» REQUIREMENT
Scan the lines below for the word "JSON". Copy each line you find it in.

════════════════

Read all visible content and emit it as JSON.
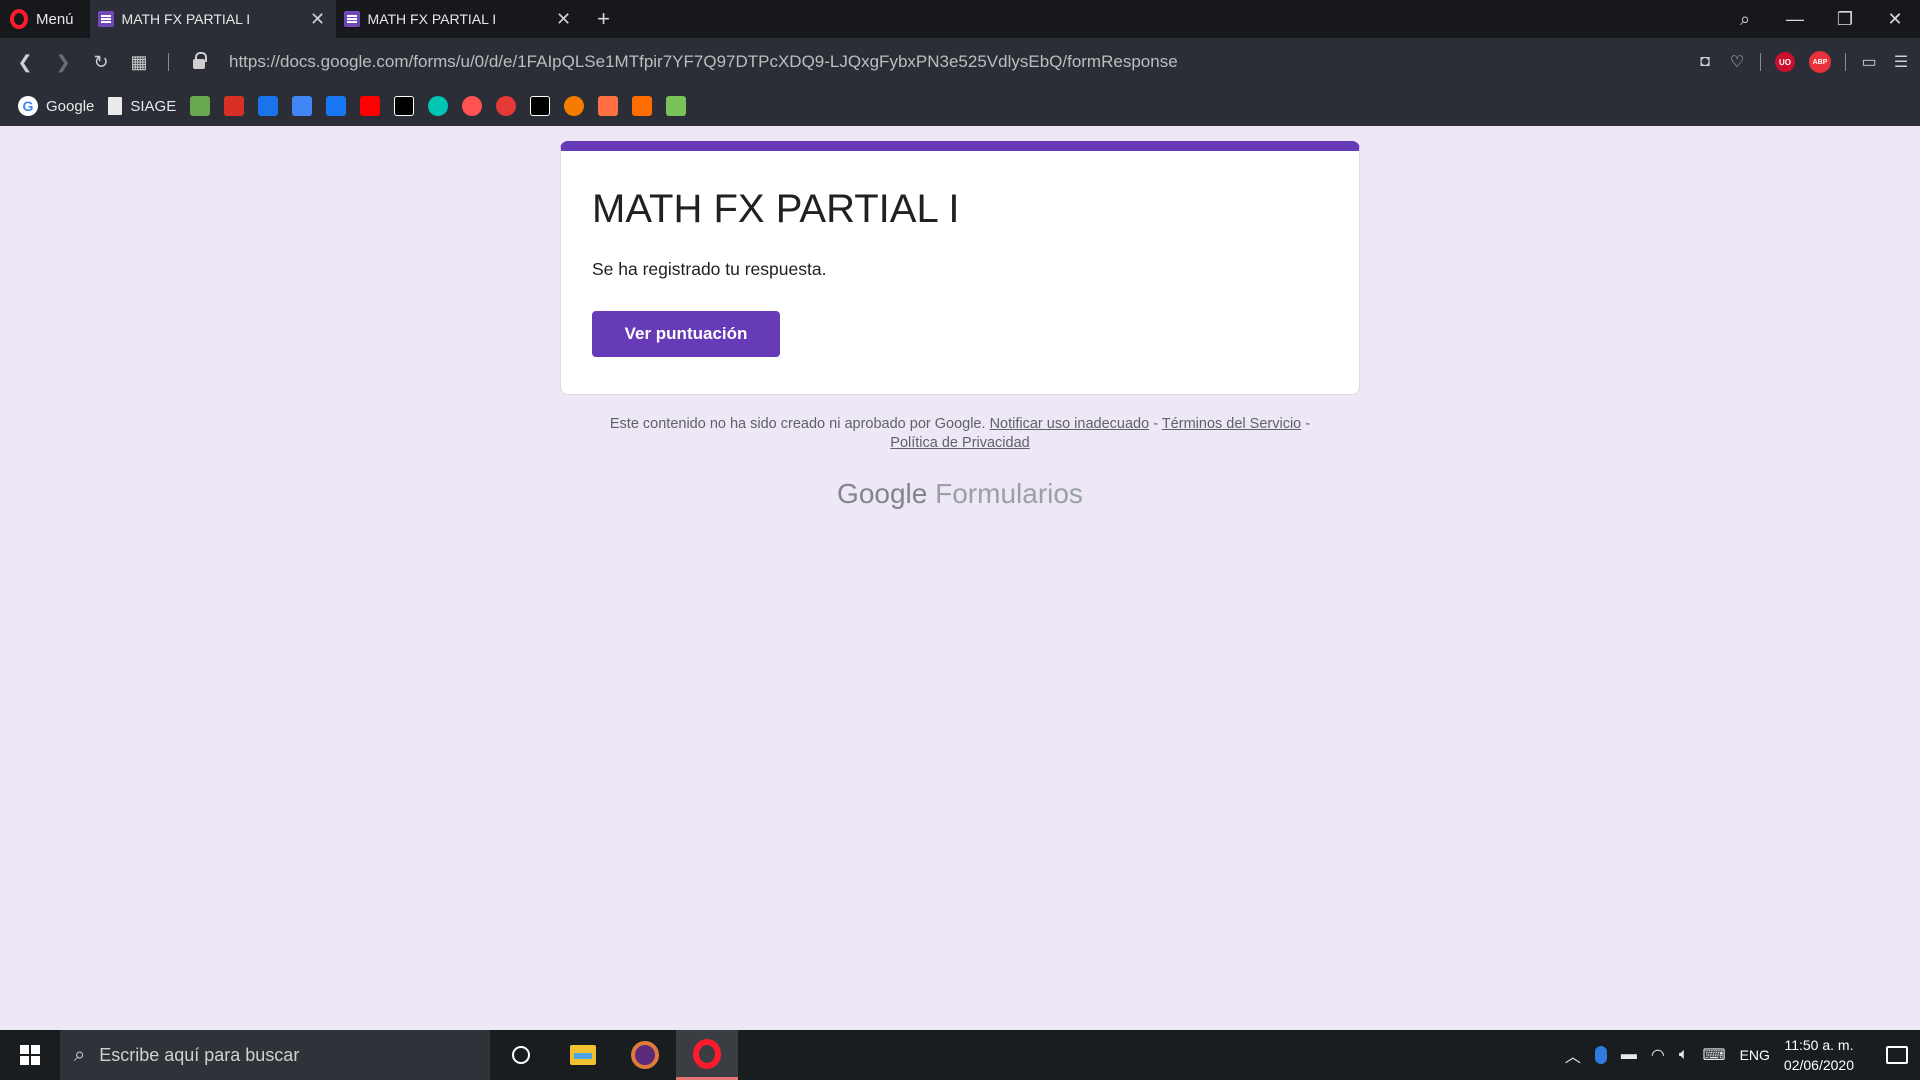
{
  "browser": {
    "menu_label": "Menú",
    "tabs": [
      {
        "title": "MATH FX PARTIAL I",
        "active": true
      },
      {
        "title": "MATH FX PARTIAL I",
        "active": false
      }
    ],
    "new_tab_label": "+",
    "window_controls": {
      "search": "search-icon",
      "minimize": "minimize-icon",
      "restore": "restore-icon",
      "close": "close-icon"
    }
  },
  "address_bar": {
    "url": "https://docs.google.com/forms/u/0/d/e/1FAIpQLSe1MTfpir7YF7Q97DTPcXDQ9-LJQxgFybxPN3e525VdlysEbQ/formResponse",
    "ext_ublock": "UO",
    "ext_abp": "ABP"
  },
  "bookmarks": [
    {
      "label": "Google",
      "icon": "google-icon"
    },
    {
      "label": "SIAGE",
      "icon": "document-icon"
    }
  ],
  "bookmark_icon_colors": [
    "#6aa84f",
    "#d93025",
    "#1a73e8",
    "#4285f4",
    "#1877f2",
    "#ff0000",
    "#000000",
    "#00c4b4",
    "#ff5252",
    "#e53935",
    "#000000",
    "#f57c00",
    "#ff7043",
    "#ff6d00",
    "#78c257"
  ],
  "form": {
    "title": "MATH FX PARTIAL I",
    "message": "Se ha registrado tu respuesta.",
    "button_label": "Ver puntuación",
    "accent": "#673ab7"
  },
  "footer": {
    "text": "Este contenido no ha sido creado ni aprobado por Google.",
    "report_link": "Notificar uso inadecuado",
    "sep1": "-",
    "terms_link": "Términos del Servicio",
    "sep2": "-",
    "privacy_link": "Política de Privacidad",
    "brand_google": "Google",
    "brand_product": "Formularios"
  },
  "taskbar": {
    "search_placeholder": "Escribe aquí para buscar",
    "language": "ENG",
    "time": "11:50 a. m.",
    "date": "02/06/2020"
  }
}
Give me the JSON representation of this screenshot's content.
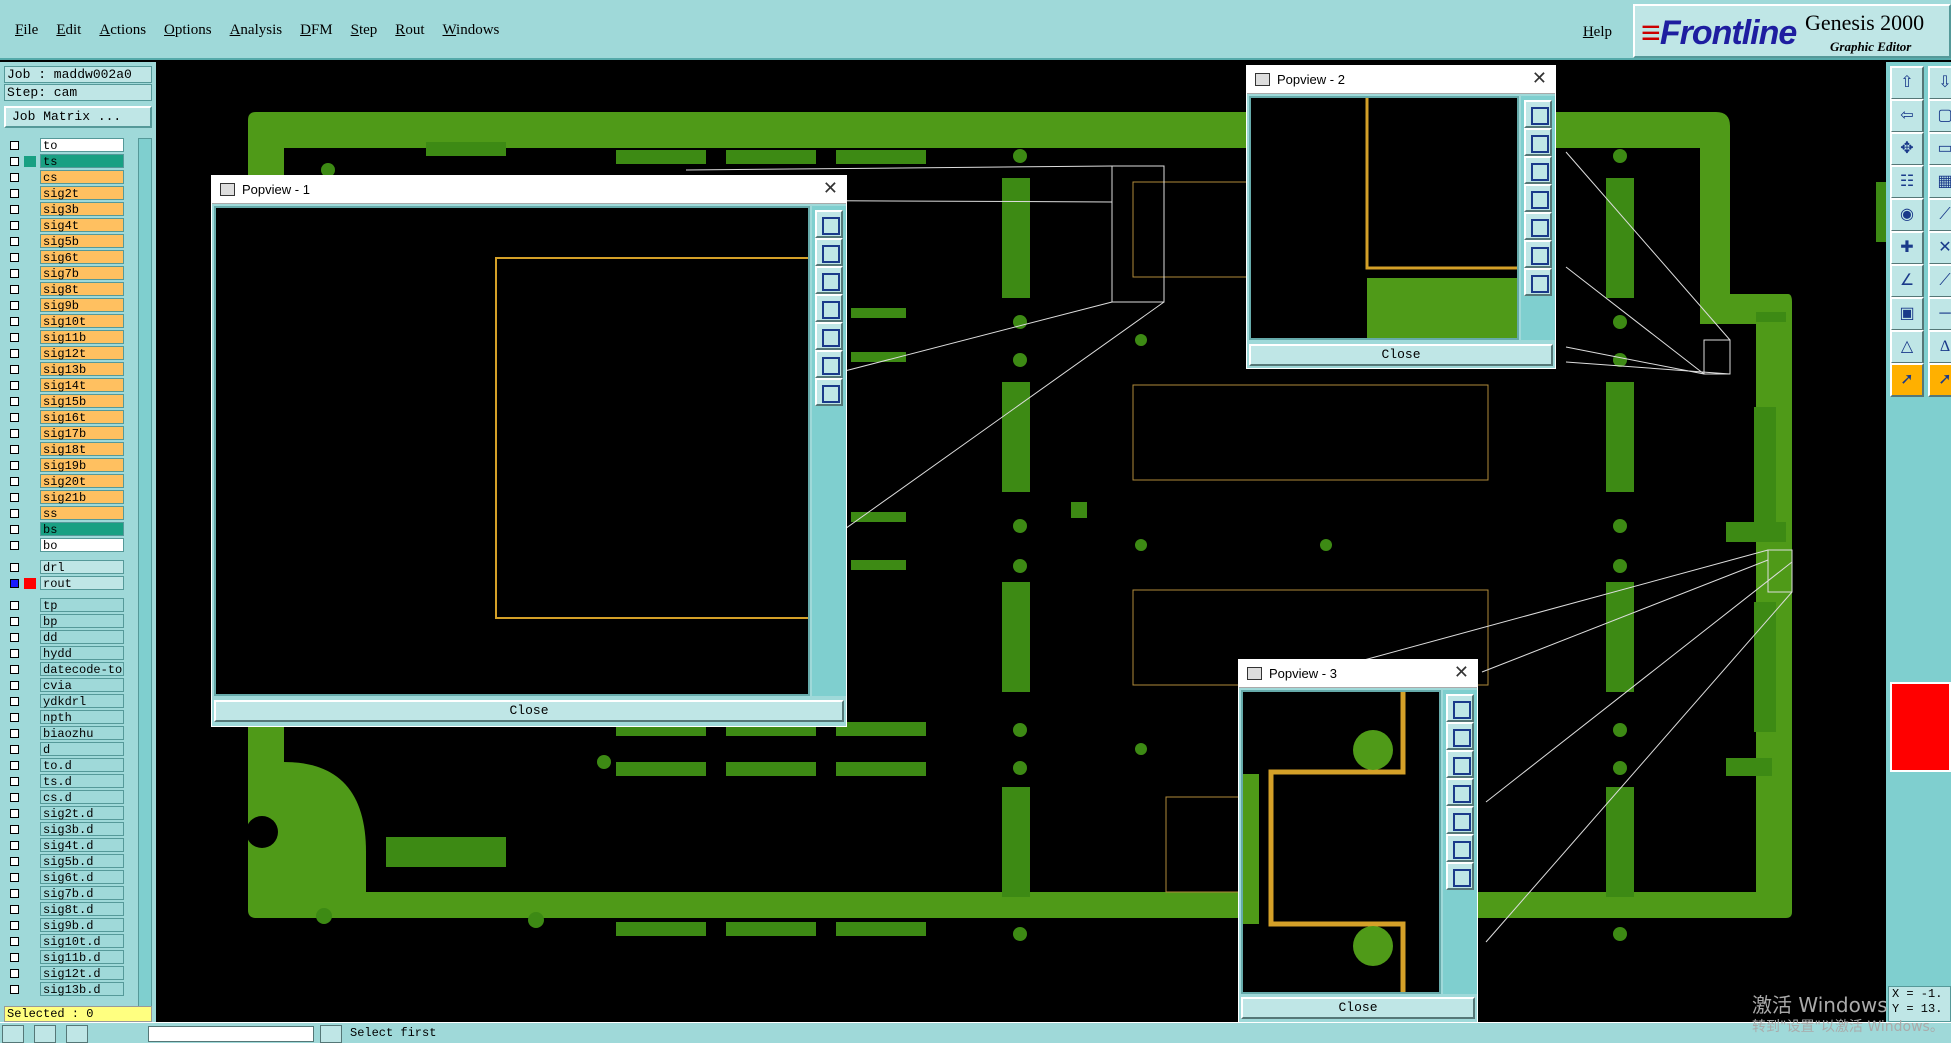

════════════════

» ANSWER
Read all visible content and emit it as JSON.
Give me the JSON representation of this screenshot's content.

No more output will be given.